Friday, August 22, 2008

Low-Tech Moments

Everyday something happens to make me appreciate painting even more. Early this morning, while sewing, my machine gave out a high pitched squeal. I got out my manual (only 20 pages long and in one language – English), and quickly found the page with instructions on cleaning and oiling the inner parts. The page had a full photograph of the inside of my machine. Removing only 2 screws, I opened the top, got out my needle nose oiling bottle, and dropped some oil into the holes indicated by arrows on the photo. Ten minutes later my machine was oiled and sounded just like new. “Wow,” I thought, “this was more fun than I’ve had in weeks.” Let’s compare this with yesterday’s saga - electric mayhem at home. In one day (I’m not kidding) our TV cable box blew, the house alarm’s 5 year battery went dead, and my computer refused to work properly. I needed to call the cable guy and the alarm company to send a repair person. Fortunately the computer got working after a small amount of my own prodding. This got me thinking about how appreciative I am that painting is low-tech. No repair man is necessary to help me with my painting. I feel a certain pang of pride when I whip out my drill to wire the backs of my paintings, or haul out the electric sander for smoothing surfaces. I do like machines. But now everything is so high-tech, manuals are incomprehensible volumes of worthless garble. Gone are those prideful “do-it-yourself” moments. My sewing machine and drill are both made of metal, are both over 22 years old, and still function wonderfully. Well, it’s a long shot that brushes and tubes of paint will ever get high-tech. I like my job. And just to celebrate my low-tech appreciation day, I ignored my car and walked to the neighborhood market for groceries.


Wednesday, August 20, 2008

Making an Acrylic Painting in Layers

Scroll down to the next posting and press the play button to see a video demonstration of me creating an acrylic painting in layers. Here is a unique way to paint a landscape using new acrylic techniques and unusual layering approaches.
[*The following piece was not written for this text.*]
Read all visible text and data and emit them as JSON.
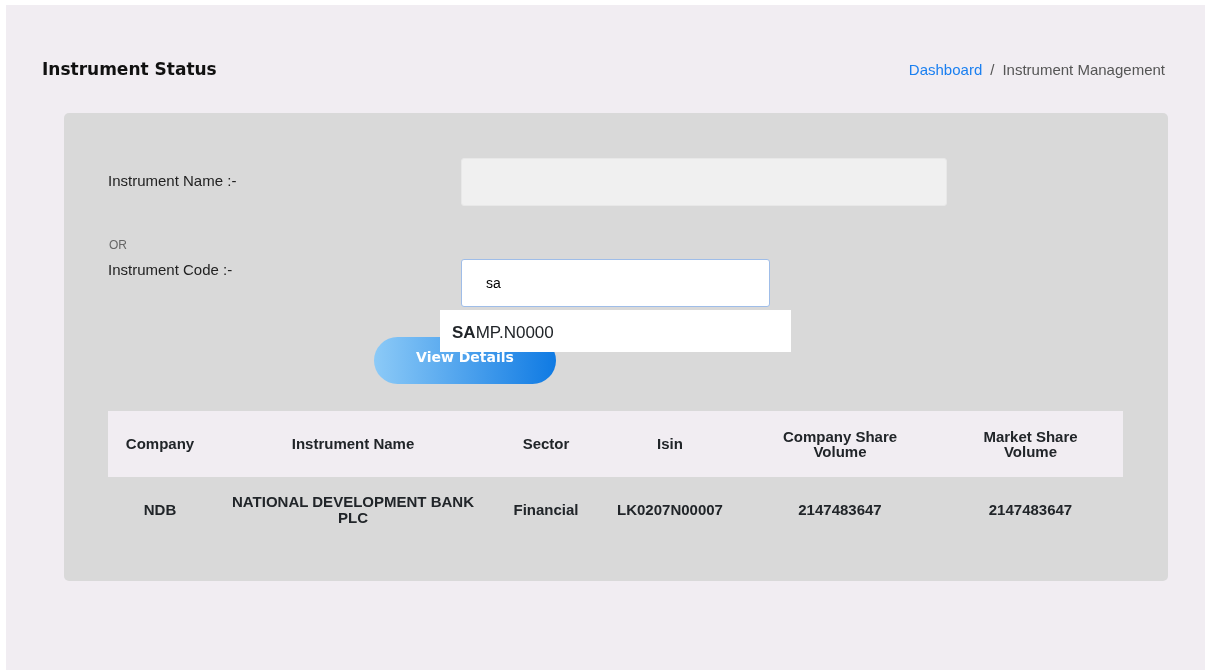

This video was taken from my presentation on Home & Garden’s Television Network (HGTV) show “That’s Clever” in October 2006.

Click here for step-by-step explanations not contained in the video.


Making an Acrylic Painting in Layers

Friday, August 15, 2008

Getting Feedback

It’s so great to get good feedback on your work! That’s why I like having a critique group. I asked a few artist friends to get together once a month to share current work – finished or not – and to get some comments. This group has been continuing to meet for the past 3 years, and we have all gained so much from the interaction. Most artists are comfortable seeing and commenting on work-in-process, while non-artists tend to have problems understanding the “in-process” part unless the work is finished. By meeting regularly everyone gets to see your work over a long period, and so the comments get even more worthwhile and valuable.

The advantage of having a critique group is that you no longer have to get those worthless comments on your work – like from relatives, non-artist friends, gallery owners, and spouses or significant others. These comments from those who do not understand visual language will not be helpful at all. The disadvantage is that too many comments may block your progress, so it’s important not to bring work that’s still in infancy, and to wait until it has coalesced into a substantial image.

In my group we have a system that works well for us. There are about 6 of us, and we meet for about 3 hours in the morning, once a month, at my studio. Each person takes a turn by putting one piece up by itself. If an artist has several pieces to show, each piece is still seen separately unless it’s part of a series. We set a timer for one minute for everyone to be silent and just look at the painting. We found that without this step some fast reaction folks yell out their comments before someone else who needs more time can formulate their own opinion. It also keeps the artist from feeling like they need to talk about, defend or otherwise comment on their work. In our group the artist doesn’t need to tell their story – the “critters” aren’t interested in it, at least at first – and don’t want to cloud their view. After all, if you want feedback on your painting wouldn’t you prefer hearing what someone thinks without your influence? After the one minute beeper goes off we just take turns, one person at a time, saying opinions. We avoid comments such as “I like it, I don’t like it, It needs some red over there”. Instead we concentrate on the overall impact, and any visual impediments to movement and focus. Each person has vastly different work than the next, and it doesn’t matter whether you prefer that type of work or not – it only matters whether you think that artist has succeeded in doing what they set out to do. The BEST part of this whole process is that we end up “mirroring” our own individual creative needs by commenting. For instance, when an individual from the group makes a comment on another artist’s work that’s on display, it almost always turns out to be a key issue in their own work.